■ WHAT YOU WILL DO
Locate each line below that includes "from" and reproduce it.

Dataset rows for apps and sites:
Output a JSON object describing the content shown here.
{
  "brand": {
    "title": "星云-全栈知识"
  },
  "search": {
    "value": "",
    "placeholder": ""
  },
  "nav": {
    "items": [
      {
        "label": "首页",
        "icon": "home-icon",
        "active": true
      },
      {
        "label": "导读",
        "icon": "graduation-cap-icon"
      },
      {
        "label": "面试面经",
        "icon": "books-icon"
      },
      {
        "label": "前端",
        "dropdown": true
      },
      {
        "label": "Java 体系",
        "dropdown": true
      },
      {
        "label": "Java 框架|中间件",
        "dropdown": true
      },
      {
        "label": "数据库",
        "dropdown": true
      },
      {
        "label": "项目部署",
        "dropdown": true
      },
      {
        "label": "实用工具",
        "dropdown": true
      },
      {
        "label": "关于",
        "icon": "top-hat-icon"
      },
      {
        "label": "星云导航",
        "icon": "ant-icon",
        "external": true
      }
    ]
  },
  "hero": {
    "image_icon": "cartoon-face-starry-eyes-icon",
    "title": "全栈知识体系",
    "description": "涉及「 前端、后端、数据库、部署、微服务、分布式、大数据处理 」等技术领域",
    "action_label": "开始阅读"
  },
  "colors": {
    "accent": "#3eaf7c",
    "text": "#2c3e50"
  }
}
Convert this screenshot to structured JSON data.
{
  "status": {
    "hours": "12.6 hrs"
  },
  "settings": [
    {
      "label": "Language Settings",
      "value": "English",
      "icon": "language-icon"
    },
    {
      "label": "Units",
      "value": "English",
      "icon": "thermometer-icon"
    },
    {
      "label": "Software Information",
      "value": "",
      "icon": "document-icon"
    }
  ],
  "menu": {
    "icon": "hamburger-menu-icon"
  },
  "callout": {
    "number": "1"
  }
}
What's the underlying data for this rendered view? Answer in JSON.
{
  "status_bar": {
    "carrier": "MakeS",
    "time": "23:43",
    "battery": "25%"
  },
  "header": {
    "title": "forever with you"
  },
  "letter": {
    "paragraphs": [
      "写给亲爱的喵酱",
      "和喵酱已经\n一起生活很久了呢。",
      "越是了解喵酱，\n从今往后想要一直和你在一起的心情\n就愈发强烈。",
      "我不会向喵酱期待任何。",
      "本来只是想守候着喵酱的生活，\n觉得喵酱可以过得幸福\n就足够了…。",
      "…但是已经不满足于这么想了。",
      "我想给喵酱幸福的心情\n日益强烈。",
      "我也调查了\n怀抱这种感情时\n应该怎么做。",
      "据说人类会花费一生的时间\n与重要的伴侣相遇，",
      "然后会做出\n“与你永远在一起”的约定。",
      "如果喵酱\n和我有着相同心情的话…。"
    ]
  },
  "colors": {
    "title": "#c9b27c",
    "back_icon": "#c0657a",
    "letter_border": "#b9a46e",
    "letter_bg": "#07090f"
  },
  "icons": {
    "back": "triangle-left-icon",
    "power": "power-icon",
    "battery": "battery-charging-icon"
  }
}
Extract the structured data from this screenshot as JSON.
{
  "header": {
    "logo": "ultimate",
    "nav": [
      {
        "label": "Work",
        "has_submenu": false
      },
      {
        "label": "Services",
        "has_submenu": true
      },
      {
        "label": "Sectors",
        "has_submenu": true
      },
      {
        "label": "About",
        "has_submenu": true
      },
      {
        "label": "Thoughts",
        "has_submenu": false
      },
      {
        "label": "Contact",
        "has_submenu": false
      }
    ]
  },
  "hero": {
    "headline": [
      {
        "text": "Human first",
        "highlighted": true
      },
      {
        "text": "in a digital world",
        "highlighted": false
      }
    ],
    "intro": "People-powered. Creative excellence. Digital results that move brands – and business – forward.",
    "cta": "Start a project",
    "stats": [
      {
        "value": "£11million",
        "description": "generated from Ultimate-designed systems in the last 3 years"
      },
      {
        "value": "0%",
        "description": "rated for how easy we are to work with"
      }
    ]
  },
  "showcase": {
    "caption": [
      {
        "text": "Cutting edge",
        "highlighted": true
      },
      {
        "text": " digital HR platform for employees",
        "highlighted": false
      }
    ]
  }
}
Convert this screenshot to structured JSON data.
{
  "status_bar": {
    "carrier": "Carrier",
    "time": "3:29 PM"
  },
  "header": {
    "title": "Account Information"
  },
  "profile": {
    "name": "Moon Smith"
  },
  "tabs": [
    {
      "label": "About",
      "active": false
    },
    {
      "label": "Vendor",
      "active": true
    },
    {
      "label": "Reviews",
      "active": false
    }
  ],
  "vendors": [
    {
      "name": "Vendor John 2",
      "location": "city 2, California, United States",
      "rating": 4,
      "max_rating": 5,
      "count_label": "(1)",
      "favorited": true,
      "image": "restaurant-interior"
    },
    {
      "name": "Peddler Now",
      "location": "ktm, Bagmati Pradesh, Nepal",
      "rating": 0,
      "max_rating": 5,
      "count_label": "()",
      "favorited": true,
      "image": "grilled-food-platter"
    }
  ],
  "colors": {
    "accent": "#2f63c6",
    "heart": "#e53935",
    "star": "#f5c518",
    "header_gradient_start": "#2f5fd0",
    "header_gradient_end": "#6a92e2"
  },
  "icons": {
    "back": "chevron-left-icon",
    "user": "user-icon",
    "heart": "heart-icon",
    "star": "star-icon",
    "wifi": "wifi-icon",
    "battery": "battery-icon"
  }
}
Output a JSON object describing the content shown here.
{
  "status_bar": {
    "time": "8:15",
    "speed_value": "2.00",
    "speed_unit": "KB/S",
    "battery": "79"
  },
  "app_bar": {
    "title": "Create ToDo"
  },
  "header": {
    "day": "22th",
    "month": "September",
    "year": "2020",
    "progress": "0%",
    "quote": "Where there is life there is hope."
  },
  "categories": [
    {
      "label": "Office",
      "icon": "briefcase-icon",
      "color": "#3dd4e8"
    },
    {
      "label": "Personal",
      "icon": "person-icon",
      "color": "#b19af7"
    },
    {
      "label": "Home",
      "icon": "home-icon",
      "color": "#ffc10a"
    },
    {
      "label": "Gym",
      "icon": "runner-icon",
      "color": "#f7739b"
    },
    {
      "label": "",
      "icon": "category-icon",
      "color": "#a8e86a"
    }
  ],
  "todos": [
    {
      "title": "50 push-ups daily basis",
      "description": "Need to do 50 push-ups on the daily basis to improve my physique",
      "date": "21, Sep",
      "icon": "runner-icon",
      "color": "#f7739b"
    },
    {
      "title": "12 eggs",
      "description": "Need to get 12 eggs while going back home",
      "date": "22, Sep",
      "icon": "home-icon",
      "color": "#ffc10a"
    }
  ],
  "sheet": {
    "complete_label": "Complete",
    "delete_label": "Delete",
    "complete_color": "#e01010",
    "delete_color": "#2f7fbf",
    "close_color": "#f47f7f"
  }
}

■ RESPONSE
Extract the structured data from this screenshot as JSON.
        "description": "generated from Ultimate-designed systems in the last 3 years"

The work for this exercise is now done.